**The task**
Write out the entries below in full, exactly as given.
■ ■ ■
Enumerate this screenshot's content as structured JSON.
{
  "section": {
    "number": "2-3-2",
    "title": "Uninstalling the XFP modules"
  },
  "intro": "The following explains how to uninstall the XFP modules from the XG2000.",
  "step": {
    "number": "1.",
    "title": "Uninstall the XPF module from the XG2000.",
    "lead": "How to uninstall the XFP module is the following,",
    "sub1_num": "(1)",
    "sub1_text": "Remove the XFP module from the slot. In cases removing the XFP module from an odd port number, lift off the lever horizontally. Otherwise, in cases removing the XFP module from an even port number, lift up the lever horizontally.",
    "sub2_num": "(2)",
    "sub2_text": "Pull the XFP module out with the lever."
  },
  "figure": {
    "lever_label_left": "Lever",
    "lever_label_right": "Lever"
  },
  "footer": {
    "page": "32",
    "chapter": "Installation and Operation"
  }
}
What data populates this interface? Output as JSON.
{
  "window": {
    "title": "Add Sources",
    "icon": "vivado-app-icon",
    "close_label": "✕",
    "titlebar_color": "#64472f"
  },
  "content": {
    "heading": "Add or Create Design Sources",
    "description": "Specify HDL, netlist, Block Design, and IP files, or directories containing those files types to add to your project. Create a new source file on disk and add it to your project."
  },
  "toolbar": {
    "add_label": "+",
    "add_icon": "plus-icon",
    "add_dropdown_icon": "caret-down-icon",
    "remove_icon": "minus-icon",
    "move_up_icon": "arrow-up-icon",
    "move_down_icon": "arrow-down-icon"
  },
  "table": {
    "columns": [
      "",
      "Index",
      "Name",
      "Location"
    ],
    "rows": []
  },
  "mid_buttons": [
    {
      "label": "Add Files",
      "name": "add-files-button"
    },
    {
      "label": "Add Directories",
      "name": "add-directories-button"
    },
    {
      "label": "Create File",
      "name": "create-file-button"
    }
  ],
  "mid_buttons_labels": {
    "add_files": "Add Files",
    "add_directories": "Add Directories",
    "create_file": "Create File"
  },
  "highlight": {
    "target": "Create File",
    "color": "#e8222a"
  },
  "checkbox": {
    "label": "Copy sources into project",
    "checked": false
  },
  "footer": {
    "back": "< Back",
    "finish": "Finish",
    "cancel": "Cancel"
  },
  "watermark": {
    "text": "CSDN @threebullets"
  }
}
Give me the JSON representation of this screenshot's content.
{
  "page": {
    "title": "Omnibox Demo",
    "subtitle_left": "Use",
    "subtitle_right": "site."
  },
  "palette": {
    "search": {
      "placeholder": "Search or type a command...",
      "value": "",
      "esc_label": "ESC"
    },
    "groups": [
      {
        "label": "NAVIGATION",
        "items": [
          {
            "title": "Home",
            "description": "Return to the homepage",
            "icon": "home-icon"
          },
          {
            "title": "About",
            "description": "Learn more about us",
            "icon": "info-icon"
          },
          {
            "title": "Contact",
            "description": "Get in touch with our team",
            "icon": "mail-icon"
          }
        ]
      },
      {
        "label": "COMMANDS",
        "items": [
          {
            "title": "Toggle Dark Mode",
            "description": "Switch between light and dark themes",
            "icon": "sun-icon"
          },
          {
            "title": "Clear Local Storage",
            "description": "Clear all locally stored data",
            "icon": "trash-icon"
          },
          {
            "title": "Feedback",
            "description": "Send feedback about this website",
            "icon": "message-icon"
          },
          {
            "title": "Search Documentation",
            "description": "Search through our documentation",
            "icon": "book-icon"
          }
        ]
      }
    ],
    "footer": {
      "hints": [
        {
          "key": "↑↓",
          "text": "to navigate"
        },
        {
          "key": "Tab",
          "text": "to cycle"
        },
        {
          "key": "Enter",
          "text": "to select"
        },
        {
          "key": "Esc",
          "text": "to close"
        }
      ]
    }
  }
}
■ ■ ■
**Reply**
Enumerate this screenshot's content as structured JSON.
{
  "section": {
    "number": "2-3-2",
    "title": "Uninstalling the XFP modules"
  },
  "intro": "The following explains how to uninstall the XFP modules from the XG2000.",
  "step": {
    "number": "1.",
    "title": "Uninstall the XPF module from the XG2000.",
    "lead": "How to uninstall the XFP module is the following,",
    "sub1_num": "(1)",
    "sub1_text": "Remove the XFP module from the slot. In cases removing the XFP module from an odd port number, lift off the lever horizontally. Otherwise, in cases removing the XFP module from an even port number, lift up the lever horizontally.",
    "sub2_num": "(2)",
    "sub2_text": "Pull the XFP module out with the lever."
  },
  "figure": {
    "lever_label_left": "Lever",
    "lever_label_right": "Lever"
  },
  "footer": {
    "page": "32",
    "chapter": "Installation and Operation"
  }
}
What data populates this interface? Output as JSON.
{
  "window": {
    "title": "Add Sources",
    "icon": "vivado-app-icon",
    "close_label": "✕",
    "titlebar_color": "#64472f"
  },
  "content": {
    "heading": "Add or Create Design Sources",
    "description": "Specify HDL, netlist, Block Design, and IP files, or directories containing those files types to add to your project. Create a new source file on disk and add it to your project."
  },
  "toolbar": {
    "add_label": "+",
    "add_icon": "plus-icon",
    "add_dropdown_icon": "caret-down-icon",
    "remove_icon": "minus-icon",
    "move_up_icon": "arrow-up-icon",
    "move_down_icon": "arrow-down-icon"
  },
  "table": {
    "columns": [
      "",
      "Index",
      "Name",
      "Location"
    ],
    "rows": []
  },
  "mid_buttons": [
    {
      "label": "Add Files",
      "name": "add-files-button"
    },
    {
      "label": "Add Directories",
      "name": "add-directories-button"
    },
    {
      "label": "Create File",
      "name": "create-file-button"
    }
  ],
  "mid_buttons_labels": {
    "add_files": "Add Files",
    "add_directories": "Add Directories",
    "create_file": "Create File"
  },
  "highlight": {
    "target": "Create File",
    "color": "#e8222a"
  },
  "checkbox": {
    "label": "Copy sources into project",
    "checked": false
  },
  "footer": {
    "back": "< Back",
    "finish": "Finish",
    "cancel": "Cancel"
  },
  "watermark": {
    "text": "CSDN @threebullets"
  }
}
Give me the JSON representation of this screenshot's content.
{
  "page": {
    "title": "Omnibox Demo",
    "subtitle_left": "Use",
    "subtitle_right": "site."
  },
  "palette": {
    "search": {
      "placeholder": "Search or type a command...",
      "value": "",
      "esc_label": "ESC"
    },
    "groups": [
      {
        "label": "NAVIGATION",
        "items": [
          {
            "title": "Home",
            "description": "Return to the homepage",
            "icon": "home-icon"
          },
          {
            "title": "About",
            "description": "Learn more about us",
            "icon": "info-icon"
          },
          {
            "title": "Contact",
            "description": "Get in touch with our team",
            "icon": "mail-icon"
          }
        ]
      },
      {
        "label": "COMMANDS",
        "items": [
          {
            "title": "Toggle Dark Mode",
            "description": "Switch between light and dark themes",
            "icon": "sun-icon"
          },
          {
            "title": "Clear Local Storage",
            "description": "Clear all locally stored data",
            "icon": "trash-icon"
          },
          {
            "title": "Feedback",
            "description": "Send feedback about this website",
            "icon": "message-icon"
          },
          {
            "title": "Search Documentation",
            "description": "Search through our documentation",
            "icon": "book-icon"
          }
        ]
      }
    ],
    "footer": {
      "hints": [
        {
          "key": "↑↓",
          "text": "to navigate"
        },
        {
          "key": "Tab",
          "text": "to cycle"
        },
        {
          "key": "Enter",
          "text": "to select"
        },
        {
          "key": "Esc",
          "text": "to close"
        }
      ]
    }
  }
}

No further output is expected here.